The ‘Swayambhu Mahakala’ is another indication of static art coming alive. The stone sculpture reflects the spectacular freestanding stonework of the deity as it has been for hundreds of years, but when it comes out of its stillness; his hair rises with vivacious energy, his eyes are fierce, he is breathing with strong passion as if he wants to do something of great magnitude. Here again Samudra expresses his inner conviction of change; to express dynamism in art.

Collection of Birendra Shahi

Collection of  MONA, 2021

"Our traditional art is simply fascinating; immersed in deep philosophy and intricate artistry."

The 2015 earthquake was a turning point in Samudra’s artistic endeavor. Destruction in all aspects of life prompted many artists to express its tragedy. Samudra found his expression in dilapidated traditional Kathmandu houses. Frescoes painted hundreds of years ago were cracked and vanishing as many owners chose to demolish the houses and rebuild new ones. He touched upon the issue of our fading heritage and this series popularized another new genre – issue-based paubha. Here deities are not in the usual deep red, blue and green colors, but are faded and cracked. Unlike his trademark style, the details in jewelry too are not very intricate. The beauty is simply in the subject. The depiction of crumbling walls captured the hearts of many Nepalis as each of us could relate to having to let go of the past. But nevertheless, life goes on and takes new forms and Samudra’s earthquake series showed us this very essence of life – the cycle of creation, sustenance and destruction. After all, new art was created out of destroyed art.

SWAYAMBHU MAHAKALA (2014):One of the most well carved stone statues of the Kathmandu Valley is exquisitely depicted in the background and his live form comes upfront to show in art mediums.
 Collection of Bodhisattva Gallery

Collection of MONA, 2022

His portrayal of the white Tara series is a remarkable example of how his art has evolved over the years. The first one is painted in his own neo-traditional creation. The ornate throne and jewelry are truly mesmerizing with subdued colors. The whiteness of the Tara throws in the light along with his trademark faded background.   The second is of his earthquake series and the third is the latest one attempting to give a global appeal. At first glance, Goddess Tara reminded me of Sandro Botticelli’s ‘Birth of Venus’ – her flowing hair, soothing pale face and an innocent drop down look. We see the appealing aura of a woman who is the epitome of compassion. Here most paubha rules of painting a white Tara are set aside. The colors are a landmark change to white and cream, and the focus is on a free flow of expression and artistic freedom.

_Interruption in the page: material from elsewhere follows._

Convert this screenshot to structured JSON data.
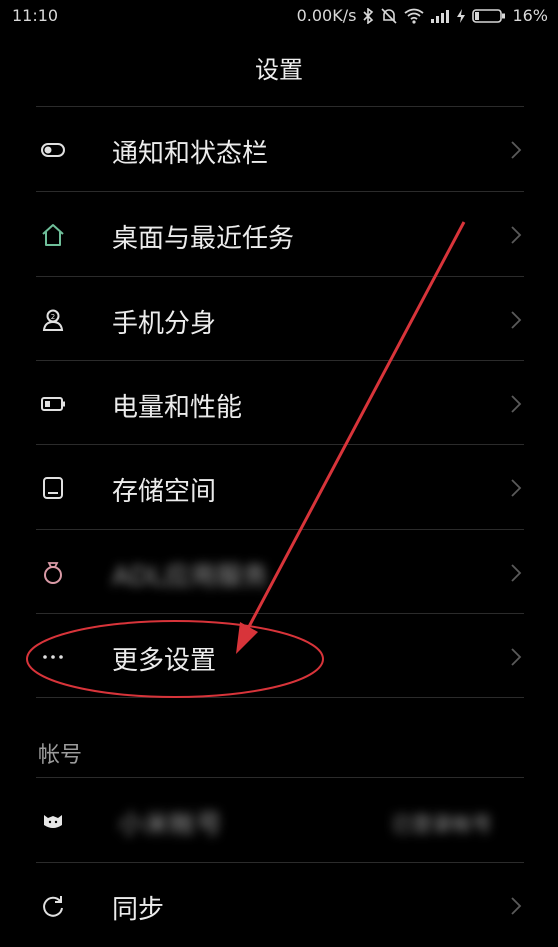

    All paubha artists start from copying, imitating, and practicing. Then they go a step ahead in visualizing. Some prefer to stick to and master the heritage while others who feel stifled in the clutches of tradition go further and innovate. Samudra’s journey represents a part of the nation’s history in art evolution – an artist who has catapulted the traditional sphere to contemporary appeal and the one that gave a global platform to our art.  What next for this national treasure who is a master in combining the legacy of the past with the innovations of the future? Time will soon reveal from where, when and how his next inspiration will come.